[Source records]

=-=-=

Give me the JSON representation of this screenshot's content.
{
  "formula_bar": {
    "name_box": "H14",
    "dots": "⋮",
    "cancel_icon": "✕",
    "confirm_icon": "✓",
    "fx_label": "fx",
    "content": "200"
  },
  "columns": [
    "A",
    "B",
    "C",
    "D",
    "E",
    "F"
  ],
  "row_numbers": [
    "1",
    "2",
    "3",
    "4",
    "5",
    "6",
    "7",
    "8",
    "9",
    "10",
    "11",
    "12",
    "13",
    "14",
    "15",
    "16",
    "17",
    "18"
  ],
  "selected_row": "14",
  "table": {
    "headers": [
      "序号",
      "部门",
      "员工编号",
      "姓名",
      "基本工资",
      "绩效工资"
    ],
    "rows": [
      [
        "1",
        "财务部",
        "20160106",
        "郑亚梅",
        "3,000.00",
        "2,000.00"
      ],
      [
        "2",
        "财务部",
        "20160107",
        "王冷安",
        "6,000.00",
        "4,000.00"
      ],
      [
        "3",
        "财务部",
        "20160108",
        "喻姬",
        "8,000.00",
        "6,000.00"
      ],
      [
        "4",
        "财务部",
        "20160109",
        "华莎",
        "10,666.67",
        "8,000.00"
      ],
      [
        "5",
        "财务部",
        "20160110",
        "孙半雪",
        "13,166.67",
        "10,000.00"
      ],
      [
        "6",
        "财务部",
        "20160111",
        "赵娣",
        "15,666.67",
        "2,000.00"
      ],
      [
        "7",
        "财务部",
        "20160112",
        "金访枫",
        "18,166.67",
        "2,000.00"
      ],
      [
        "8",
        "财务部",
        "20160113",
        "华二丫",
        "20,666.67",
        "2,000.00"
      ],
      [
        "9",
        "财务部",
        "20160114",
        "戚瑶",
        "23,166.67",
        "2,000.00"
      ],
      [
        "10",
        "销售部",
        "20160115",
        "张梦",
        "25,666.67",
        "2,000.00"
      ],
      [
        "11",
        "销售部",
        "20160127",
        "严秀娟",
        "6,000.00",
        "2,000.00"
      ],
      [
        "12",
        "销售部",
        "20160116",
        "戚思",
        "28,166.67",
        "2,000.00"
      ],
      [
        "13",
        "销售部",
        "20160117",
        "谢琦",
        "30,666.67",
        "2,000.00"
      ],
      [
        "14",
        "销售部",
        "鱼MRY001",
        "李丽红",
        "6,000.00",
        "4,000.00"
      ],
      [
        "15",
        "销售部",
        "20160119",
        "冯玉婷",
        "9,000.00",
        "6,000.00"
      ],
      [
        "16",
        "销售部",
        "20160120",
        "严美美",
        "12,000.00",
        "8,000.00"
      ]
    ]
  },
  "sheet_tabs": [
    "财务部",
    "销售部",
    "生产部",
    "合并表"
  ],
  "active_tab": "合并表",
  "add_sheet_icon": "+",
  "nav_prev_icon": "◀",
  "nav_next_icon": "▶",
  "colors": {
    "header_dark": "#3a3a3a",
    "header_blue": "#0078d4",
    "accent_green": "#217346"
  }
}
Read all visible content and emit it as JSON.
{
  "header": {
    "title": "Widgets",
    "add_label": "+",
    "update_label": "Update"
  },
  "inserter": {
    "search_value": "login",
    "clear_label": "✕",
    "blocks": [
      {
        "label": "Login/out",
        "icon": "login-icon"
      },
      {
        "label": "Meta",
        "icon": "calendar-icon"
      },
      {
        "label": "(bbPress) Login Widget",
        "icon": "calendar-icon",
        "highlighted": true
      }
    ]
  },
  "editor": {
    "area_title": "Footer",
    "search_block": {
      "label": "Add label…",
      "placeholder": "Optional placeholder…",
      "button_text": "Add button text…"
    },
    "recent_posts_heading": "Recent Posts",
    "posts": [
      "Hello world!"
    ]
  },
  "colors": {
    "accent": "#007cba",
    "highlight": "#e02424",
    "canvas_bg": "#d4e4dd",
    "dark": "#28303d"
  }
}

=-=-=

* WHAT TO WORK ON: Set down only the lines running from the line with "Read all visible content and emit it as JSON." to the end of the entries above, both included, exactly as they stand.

* ANSWER AREA:
Read all visible content and emit it as JSON.
{
  "header": {
    "title": "Widgets",
    "add_label": "+",
    "update_label": "Update"
  },
  "inserter": {
    "search_value": "login",
    "clear_label": "✕",
    "blocks": [
      {
        "label": "Login/out",
        "icon": "login-icon"
      },
      {
        "label": "Meta",
        "icon": "calendar-icon"
      },
      {
        "label": "(bbPress) Login Widget",
        "icon": "calendar-icon",
        "highlighted": true
      }
    ]
  },
  "editor": {
    "area_title": "Footer",
    "search_block": {
      "label": "Add label…",
      "placeholder": "Optional placeholder…",
      "button_text": "Add button text…"
    },
    "recent_posts_heading": "Recent Posts",
    "posts": [
      "Hello world!"
    ]
  },
  "colors": {
    "accent": "#007cba",
    "highlight": "#e02424",
    "canvas_bg": "#d4e4dd",
    "dark": "#28303d"
  }
}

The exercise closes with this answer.